There was no farewell show, no grand finale. Static of the Gods played the Rock 'n' Roll Rumble in April, then released The Midnight Fires the following month, enlisting a host of Boston musicians to fill in for Johnson while she was on the West Coast. "That caused a lot of stress for everybody," she admits.
By year's end, Johnson had wiped her musical slate clean. Once enrolled in Cambridge's Longy School of Music to study classical composition, her commanding voice in Static of the Gods always wrestled, in harmony, with the blazing onrush of sounds from drummer (and husband) Mike Latulippe and bassist Ben Voskeritchian. "I don't know what it is, but I need to make a lot of noise on stage," Johnson says. "It never has to be pretty."
In December, a late-night acoustic jam session with the Acre's Nick Murphy unexpectedly relit the creative spark. Latulippe joined in on drums and Murphy's bandmate in the Acre, multi-instrumentalist Danny McNair, came on board to round out the fledgling pop quartet they named Velah. "The four of us got together a couple of times, and in a few practices already had three songs," Johnson says. "It was a lot more flexible, more textured . . . more about setting moods, setting scenes. But this band has a doppelganger — in an alternate universe Velah would be a noise band."
That alternative universe isn't so far.
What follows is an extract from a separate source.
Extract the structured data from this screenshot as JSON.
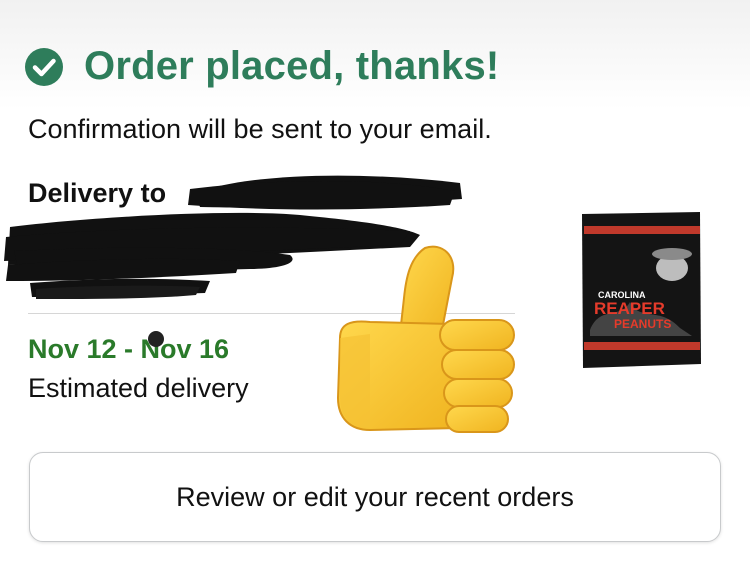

Standout jam "Wanderlust" is a shimmering post-punk romper fit for underground radio, while "Glass Heart" carries a slow-building, atmospheric roll into blissed-out rock fervor. "Calm Down" is a prickly, but confident, alt-rock number with Murphy taking the vocal lead, a move Johnson welcomed after providing the sole voice in Static of the Gods.